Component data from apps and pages
++++++
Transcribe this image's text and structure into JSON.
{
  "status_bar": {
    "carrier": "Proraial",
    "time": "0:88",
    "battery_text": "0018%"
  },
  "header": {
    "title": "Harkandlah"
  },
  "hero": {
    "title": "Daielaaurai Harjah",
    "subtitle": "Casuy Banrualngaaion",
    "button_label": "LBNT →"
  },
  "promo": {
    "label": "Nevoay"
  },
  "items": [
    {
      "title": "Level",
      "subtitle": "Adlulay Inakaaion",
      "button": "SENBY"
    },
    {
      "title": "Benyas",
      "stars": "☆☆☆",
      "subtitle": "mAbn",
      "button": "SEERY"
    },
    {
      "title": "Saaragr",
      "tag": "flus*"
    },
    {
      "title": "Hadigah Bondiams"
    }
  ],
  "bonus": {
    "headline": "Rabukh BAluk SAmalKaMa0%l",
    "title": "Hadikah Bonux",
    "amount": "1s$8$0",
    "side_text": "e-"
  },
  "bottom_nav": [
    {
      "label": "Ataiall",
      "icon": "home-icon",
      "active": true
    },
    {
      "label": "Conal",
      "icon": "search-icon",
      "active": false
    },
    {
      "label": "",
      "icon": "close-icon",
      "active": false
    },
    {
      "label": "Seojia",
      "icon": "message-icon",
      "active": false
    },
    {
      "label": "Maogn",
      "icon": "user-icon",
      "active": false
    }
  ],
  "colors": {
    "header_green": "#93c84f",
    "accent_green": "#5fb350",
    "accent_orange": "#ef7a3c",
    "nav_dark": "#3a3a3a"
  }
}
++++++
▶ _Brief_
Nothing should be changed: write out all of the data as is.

▶ _Answer space_
Transcribe this image's text and structure into JSON.
{
  "status_bar": {
    "carrier": "Proraial",
    "time": "0:88",
    "battery_text": "0018%"
  },
  "header": {
    "title": "Harkandlah"
  },
  "hero": {
    "title": "Daielaaurai Harjah",
    "subtitle": "Casuy Banrualngaaion",
    "button_label": "LBNT →"
  },
  "promo": {
    "label": "Nevoay"
  },
  "items": [
    {
      "title": "Level",
      "subtitle": "Adlulay Inakaaion",
      "button": "SENBY"
    },
    {
      "title": "Benyas",
      "stars": "☆☆☆",
      "subtitle": "mAbn",
      "button": "SEERY"
    },
    {
      "title": "Saaragr",
      "tag": "flus*"
    },
    {
      "title": "Hadigah Bondiams"
    }
  ],
  "bonus": {
    "headline": "Rabukh BAluk SAmalKaMa0%l",
    "title": "Hadikah Bonux",
    "amount": "1s$8$0",
    "side_text": "e-"
  },
  "bottom_nav": [
    {
      "label": "Ataiall",
      "icon": "home-icon",
      "active": true
    },
    {
      "label": "Conal",
      "icon": "search-icon",
      "active": false
    },
    {
      "label": "",
      "icon": "close-icon",
      "active": false
    },
    {
      "label": "Seojia",
      "icon": "message-icon",
      "active": false
    },
    {
      "label": "Maogn",
      "icon": "user-icon",
      "active": false
    }
  ],
  "colors": {
    "header_green": "#93c84f",
    "accent_green": "#5fb350",
    "accent_orange": "#ef7a3c",
    "nav_dark": "#3a3a3a"
  }
}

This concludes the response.